Item From the Past: Men on the Moon, Me in Ardmore
Usually I only post my own pictures here, but today I have to make an exception. It's a public domain photo, of course, borrowed from NASA's web site, and probably the most famous photo of a footprint ever made. Or more exactly, a bootprint. But it speaks volumes.
On July 20, 1969, the summer I turned eight, I arrived in Ardmore, Oklahoma, having accompanied my Uncle Ken, Aunt Sue and Cousin Ralph in their car from San Antonio. I was to stay with them for a week or so before my family picked me up and we took our own trip around the South. Last month, I visited some of those same places, including my Aunt Sue's home, where I'd watched the Apollo XI lunar landing unfold 40 years earlier.
I'm sure we heard about the descent of Armstrong and Aldrin to the lunar surface on the car radio as we drove north. I remember my Uncle Ken (RIP, uncle) doubting that we would make it to their house in time for the actual landing. But we did make it. I've heard the words so many times since then that I can't remember the first experience, but I know I heard them then: "Tranquility Base here, the Eagle has landed."

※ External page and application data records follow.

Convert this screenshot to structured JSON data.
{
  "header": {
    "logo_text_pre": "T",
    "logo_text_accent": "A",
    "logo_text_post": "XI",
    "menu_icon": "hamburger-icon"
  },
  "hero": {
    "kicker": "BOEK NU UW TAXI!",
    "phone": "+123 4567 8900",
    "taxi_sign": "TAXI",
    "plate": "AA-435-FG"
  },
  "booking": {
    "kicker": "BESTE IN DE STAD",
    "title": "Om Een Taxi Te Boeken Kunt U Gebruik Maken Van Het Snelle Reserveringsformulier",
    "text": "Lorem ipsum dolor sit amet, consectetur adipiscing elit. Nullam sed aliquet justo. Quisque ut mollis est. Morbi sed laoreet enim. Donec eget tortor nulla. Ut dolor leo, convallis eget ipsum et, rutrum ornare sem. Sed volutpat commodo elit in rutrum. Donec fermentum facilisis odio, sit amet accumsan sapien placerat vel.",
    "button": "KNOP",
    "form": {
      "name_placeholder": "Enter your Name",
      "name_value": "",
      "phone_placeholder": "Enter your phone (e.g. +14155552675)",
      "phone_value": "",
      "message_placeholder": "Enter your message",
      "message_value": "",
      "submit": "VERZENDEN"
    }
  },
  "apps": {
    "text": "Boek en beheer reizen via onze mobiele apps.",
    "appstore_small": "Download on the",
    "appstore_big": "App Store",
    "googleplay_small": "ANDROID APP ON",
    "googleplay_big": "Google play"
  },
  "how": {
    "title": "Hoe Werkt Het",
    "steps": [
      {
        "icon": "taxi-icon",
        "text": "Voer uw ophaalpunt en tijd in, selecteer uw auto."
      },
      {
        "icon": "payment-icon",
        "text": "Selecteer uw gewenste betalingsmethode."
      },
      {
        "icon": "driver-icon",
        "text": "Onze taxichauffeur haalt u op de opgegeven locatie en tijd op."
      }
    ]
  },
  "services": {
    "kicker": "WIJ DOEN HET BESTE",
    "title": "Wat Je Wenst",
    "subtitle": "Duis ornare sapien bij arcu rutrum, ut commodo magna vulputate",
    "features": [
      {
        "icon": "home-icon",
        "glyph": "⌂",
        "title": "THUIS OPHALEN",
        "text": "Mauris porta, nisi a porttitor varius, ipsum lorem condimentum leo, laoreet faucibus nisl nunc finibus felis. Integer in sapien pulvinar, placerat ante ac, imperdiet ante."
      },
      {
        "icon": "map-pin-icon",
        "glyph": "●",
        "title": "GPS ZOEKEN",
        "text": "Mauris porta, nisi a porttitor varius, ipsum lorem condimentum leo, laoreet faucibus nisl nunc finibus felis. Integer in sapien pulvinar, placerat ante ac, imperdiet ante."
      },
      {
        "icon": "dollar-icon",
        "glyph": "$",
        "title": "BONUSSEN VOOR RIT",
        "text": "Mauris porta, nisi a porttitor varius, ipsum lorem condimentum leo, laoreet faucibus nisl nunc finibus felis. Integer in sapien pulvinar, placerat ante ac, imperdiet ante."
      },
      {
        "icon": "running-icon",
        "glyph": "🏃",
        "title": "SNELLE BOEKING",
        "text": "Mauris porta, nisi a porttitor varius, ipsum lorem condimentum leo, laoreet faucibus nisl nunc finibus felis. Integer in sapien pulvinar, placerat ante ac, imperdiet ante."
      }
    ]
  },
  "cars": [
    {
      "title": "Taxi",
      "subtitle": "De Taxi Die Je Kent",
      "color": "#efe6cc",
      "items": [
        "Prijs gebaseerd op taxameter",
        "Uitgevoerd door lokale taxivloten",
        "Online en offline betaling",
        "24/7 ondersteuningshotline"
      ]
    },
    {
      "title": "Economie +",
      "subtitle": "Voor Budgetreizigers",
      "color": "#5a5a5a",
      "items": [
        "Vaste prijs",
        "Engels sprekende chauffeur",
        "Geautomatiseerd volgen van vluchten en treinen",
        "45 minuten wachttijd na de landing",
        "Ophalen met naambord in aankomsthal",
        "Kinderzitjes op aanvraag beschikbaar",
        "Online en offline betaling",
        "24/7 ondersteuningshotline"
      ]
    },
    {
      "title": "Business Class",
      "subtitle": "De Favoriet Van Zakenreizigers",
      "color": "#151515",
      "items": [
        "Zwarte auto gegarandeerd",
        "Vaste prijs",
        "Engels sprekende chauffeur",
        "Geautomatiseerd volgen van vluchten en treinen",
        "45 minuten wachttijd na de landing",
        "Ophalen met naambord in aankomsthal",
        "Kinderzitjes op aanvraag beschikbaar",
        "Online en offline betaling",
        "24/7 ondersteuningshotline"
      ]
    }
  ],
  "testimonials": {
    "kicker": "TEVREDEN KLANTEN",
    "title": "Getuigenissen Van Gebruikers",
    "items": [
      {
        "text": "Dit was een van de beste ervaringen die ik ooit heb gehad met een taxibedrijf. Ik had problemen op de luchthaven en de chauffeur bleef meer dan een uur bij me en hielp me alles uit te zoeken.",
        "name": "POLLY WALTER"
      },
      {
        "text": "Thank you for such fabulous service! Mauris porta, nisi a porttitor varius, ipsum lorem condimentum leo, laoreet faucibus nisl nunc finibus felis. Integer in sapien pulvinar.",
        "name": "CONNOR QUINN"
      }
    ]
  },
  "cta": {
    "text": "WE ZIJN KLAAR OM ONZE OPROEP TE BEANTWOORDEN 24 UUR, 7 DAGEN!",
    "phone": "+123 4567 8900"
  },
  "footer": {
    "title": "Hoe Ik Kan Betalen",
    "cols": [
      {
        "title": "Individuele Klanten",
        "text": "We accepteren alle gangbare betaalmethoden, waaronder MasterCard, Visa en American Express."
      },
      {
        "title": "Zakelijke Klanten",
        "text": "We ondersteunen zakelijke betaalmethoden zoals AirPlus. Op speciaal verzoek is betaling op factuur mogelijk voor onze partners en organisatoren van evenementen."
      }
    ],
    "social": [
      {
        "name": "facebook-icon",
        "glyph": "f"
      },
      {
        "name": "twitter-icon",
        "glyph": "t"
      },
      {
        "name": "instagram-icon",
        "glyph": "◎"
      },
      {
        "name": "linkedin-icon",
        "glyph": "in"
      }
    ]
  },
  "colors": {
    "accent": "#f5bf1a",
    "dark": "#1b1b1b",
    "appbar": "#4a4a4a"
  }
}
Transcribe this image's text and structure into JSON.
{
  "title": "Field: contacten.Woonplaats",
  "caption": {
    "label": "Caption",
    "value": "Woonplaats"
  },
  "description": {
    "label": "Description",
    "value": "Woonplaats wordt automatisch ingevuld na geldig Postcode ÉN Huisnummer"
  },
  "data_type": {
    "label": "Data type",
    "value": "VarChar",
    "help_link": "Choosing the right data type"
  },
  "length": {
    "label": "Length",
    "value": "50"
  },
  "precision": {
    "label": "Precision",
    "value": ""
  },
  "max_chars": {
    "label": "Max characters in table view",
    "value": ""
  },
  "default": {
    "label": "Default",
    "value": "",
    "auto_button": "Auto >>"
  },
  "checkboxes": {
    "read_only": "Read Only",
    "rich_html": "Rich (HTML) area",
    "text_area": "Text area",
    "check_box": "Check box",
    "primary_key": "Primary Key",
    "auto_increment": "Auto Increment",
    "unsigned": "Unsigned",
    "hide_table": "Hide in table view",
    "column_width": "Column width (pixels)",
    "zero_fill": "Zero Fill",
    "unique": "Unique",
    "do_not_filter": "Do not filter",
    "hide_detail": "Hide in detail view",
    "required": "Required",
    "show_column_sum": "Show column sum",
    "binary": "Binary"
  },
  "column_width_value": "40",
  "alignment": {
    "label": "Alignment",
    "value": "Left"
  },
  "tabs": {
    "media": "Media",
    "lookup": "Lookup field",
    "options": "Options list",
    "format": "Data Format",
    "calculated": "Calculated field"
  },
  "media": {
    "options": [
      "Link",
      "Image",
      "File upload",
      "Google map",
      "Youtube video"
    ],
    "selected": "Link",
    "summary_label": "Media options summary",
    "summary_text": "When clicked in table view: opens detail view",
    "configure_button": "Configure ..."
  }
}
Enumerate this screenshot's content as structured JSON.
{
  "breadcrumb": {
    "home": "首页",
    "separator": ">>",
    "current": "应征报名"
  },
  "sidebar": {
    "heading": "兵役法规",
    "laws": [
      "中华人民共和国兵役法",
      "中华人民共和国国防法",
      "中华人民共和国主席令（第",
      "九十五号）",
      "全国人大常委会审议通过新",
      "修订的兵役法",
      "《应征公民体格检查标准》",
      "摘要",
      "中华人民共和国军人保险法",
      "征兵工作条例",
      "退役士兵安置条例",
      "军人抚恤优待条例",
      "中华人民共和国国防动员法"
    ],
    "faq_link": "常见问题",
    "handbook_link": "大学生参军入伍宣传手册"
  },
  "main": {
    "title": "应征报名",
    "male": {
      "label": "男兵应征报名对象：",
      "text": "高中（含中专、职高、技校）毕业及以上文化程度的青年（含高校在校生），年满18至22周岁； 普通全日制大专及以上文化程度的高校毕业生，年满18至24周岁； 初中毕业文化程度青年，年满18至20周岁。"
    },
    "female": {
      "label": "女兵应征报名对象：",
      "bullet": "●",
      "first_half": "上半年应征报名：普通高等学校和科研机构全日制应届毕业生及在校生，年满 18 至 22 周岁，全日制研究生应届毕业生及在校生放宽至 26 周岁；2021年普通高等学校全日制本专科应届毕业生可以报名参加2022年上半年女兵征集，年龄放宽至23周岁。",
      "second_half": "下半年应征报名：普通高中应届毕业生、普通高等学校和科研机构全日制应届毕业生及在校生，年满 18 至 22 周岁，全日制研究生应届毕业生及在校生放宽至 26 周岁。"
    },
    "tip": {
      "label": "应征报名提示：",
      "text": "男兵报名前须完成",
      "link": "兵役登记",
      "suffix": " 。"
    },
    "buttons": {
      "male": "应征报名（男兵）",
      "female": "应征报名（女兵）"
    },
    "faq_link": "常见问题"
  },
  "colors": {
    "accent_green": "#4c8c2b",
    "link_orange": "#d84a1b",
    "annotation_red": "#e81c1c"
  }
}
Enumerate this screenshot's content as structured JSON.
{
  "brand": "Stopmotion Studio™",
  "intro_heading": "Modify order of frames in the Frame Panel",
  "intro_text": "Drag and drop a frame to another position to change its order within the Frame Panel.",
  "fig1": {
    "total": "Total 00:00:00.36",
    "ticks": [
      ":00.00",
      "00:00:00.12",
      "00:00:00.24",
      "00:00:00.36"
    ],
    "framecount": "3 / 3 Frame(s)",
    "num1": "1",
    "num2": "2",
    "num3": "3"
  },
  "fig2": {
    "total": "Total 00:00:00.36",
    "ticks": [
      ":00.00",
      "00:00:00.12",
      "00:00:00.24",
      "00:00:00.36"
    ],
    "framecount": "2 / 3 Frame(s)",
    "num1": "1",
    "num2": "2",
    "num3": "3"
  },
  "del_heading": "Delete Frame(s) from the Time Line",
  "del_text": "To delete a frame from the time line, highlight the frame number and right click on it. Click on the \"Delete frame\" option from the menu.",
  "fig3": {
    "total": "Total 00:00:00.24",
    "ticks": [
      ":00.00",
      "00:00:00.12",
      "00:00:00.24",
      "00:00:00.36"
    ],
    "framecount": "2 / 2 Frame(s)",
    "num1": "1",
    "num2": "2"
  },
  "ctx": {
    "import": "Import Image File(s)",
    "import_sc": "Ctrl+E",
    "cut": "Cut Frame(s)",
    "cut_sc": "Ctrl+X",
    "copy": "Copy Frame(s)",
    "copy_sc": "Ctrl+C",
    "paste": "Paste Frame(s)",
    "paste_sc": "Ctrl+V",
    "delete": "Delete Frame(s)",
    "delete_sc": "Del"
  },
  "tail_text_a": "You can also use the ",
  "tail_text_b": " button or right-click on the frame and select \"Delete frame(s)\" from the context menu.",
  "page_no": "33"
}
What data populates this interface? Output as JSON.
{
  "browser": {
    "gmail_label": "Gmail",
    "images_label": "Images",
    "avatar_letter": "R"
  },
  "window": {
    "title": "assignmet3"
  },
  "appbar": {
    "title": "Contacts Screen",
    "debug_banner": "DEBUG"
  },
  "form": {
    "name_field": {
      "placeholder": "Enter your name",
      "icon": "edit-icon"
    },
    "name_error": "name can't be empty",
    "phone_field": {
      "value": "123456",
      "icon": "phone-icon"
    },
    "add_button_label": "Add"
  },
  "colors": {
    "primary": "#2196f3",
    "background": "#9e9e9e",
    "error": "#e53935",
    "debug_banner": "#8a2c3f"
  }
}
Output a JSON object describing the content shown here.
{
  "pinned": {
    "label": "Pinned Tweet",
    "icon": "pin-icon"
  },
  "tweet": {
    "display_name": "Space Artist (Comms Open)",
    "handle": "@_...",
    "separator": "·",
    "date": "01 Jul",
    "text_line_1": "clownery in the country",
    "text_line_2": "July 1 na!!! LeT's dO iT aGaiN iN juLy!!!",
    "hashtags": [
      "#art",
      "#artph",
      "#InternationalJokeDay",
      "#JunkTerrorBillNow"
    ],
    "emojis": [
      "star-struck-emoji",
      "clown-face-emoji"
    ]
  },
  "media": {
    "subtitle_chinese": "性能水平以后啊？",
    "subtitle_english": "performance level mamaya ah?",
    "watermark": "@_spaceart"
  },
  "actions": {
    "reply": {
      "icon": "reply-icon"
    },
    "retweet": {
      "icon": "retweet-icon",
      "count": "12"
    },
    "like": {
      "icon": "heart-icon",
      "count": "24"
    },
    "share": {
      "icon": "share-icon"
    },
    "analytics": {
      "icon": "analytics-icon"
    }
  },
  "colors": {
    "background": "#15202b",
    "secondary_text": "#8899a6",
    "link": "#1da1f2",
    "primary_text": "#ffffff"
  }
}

That's the phrase that clinched it; there was still uncertainty about the landing before that. "One small step" was a good enough line, but it was only icing on the cake.
Anniversaries are times to remember, and Apollo XI's 40th is getting a lot of play. Maybe the unspoken, melancholy fact is that Armstrong and Aldrin, or many of the other seven surviving Moon walkers, may not be with us when the 50th anniversary rolls around. Interestingly, every jack man of them except for Alan Shepard was born in the 1930s.
Never mind that now. I'll always be glad I am old enough to remember Apollo XI and all the others.